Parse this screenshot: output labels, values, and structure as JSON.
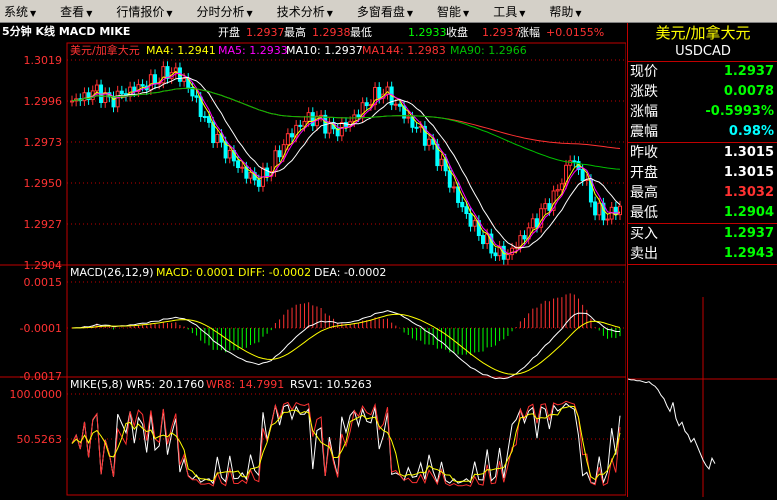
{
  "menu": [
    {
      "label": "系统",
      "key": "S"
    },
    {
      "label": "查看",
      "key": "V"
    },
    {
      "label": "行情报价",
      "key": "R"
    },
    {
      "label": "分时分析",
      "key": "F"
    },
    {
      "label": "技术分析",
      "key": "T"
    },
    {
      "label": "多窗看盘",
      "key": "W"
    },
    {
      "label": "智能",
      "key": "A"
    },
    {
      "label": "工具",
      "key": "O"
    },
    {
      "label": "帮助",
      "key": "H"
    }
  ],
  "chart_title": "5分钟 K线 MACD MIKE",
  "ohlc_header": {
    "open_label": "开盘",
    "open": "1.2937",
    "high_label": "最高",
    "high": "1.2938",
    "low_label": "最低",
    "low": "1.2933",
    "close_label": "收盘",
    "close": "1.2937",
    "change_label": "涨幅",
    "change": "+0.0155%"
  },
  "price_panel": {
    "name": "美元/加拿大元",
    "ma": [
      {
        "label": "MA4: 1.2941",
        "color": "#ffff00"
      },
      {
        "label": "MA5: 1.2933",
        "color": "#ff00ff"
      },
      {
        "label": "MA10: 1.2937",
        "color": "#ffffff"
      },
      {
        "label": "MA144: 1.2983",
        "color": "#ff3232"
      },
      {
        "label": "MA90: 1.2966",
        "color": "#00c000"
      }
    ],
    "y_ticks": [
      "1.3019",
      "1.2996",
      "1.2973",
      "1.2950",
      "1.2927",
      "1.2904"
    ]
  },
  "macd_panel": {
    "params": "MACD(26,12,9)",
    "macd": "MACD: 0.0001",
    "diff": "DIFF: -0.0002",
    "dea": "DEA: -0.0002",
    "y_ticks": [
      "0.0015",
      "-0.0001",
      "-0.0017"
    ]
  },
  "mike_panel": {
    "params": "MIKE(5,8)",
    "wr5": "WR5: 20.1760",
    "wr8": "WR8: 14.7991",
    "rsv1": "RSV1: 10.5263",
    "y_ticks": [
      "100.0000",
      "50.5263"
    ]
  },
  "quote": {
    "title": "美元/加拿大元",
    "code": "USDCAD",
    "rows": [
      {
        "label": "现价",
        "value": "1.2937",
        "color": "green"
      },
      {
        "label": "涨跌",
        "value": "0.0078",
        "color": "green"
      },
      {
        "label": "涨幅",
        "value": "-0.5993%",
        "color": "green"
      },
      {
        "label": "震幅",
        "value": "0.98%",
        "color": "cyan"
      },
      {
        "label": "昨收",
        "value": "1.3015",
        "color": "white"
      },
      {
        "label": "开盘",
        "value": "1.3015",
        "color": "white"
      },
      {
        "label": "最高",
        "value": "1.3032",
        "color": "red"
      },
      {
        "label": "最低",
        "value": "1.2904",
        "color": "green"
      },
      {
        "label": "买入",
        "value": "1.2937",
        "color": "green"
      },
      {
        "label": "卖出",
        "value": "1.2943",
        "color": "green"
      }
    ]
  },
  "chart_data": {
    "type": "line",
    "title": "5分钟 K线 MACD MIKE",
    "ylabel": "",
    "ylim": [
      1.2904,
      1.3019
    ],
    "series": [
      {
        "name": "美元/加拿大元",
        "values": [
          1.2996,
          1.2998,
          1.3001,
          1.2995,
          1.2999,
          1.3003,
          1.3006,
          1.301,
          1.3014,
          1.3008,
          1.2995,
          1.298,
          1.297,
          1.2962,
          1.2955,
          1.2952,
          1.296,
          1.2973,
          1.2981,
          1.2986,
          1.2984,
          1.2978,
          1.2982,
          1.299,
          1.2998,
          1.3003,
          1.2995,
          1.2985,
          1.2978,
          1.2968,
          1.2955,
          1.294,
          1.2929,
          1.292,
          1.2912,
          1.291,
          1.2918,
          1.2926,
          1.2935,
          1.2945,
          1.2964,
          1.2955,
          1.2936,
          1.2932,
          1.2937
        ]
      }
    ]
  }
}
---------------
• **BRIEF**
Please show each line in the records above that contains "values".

• **SOLUTION FOR THIS PROBLEM**
Parse this screenshot: output labels, values, and structure as JSON.
        "values": [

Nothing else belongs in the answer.